Turkey's Epias Launches Gas Trade

Turkey's energy exchange Epias launched trading on its spot day ahead gas market September 1 as planned. The move follows the launch of test trading back in April and the sharing of market data provided by Turkey's state gas importer Botas, private importers, gas producers and other market players from the middle of July.

That data shared included data on stock volumes and physical flow in and out of Turkey's national transmission grid, capacity and reserve volumes, virtual trading and transport nomination, designed to enable potential market players to analyse how the Turkish gas market works.

Addressing the opening ceremony Turkey's newly appointed energy minister Fatih Donmez emphasised the significance of the launch of gas trading.

"This is an important step in our efforts to realise the liberalisation of Turkey's energy markets," he said adding that it was also an important step towards Turkey's goal of becoming a regional energy trading centre.

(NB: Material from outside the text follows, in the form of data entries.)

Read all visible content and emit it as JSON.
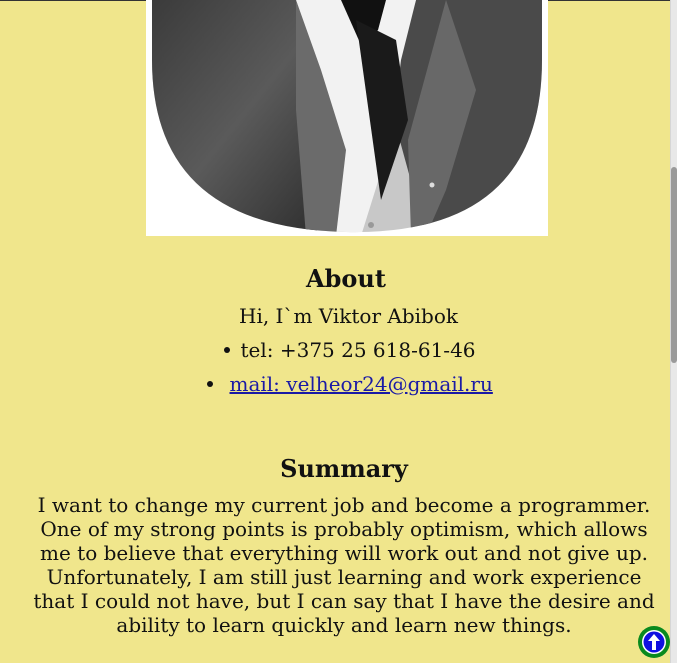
{
  "about": {
    "title": "About",
    "greeting": "Hi, I`m Viktor Abibok",
    "contacts": [
      {
        "text": "tel: +375 25 618-61-46",
        "link": false
      },
      {
        "text": "mail: velheor24@gmail.ru",
        "link": true
      }
    ]
  },
  "summary": {
    "title": "Summary",
    "text": "I want to change my current job and become a programmer. One of my strong points is probably optimism, which allows me to believe that everything will work out and not give up. Unfortunately, I am still just learning and work experience that I could not have, but I can say that I have the desire and ability to learn quickly and learn new things."
  },
  "colors": {
    "background": "#f0e68c",
    "link": "#1a1aa6",
    "scroll_button_ring": "#0a8a1e",
    "scroll_button_fill": "#1010e0"
  },
  "icons": {
    "scroll_top": "arrow-up-icon"
  }
}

Donmez added that the expectation is that the market will lead to lower gas prices pointing out that this is what happened to Turkish power prices after Epias launched power trading in 2015.

"Some people warned that it would result in more expensive electricity, but prices have fallen from around 12 US cents/KWh then to around five cents today," he said.

Although it is still early days that appears to have been the immediate result with Epais board member Mustafa Karahan confirming to NGW that the first few days of trading had seen gas trading at slightly below the sale price of Turkey's state gas importer Botas, which imports around 80% of the gas under fixed-term import contracts and most of the spot LNG imported.

According to Karahan the first few days of gas trading had proved better than expected with 50 companies participating in the market, and 14 of them actively trading. "Currently due to low imbalances it's a buyers market with prices slightly below Botas sale price," he said.

Karahan explained that Epias' aim now is to implement a deliverable physical forward power market after which they hope to introduce gas futures trading.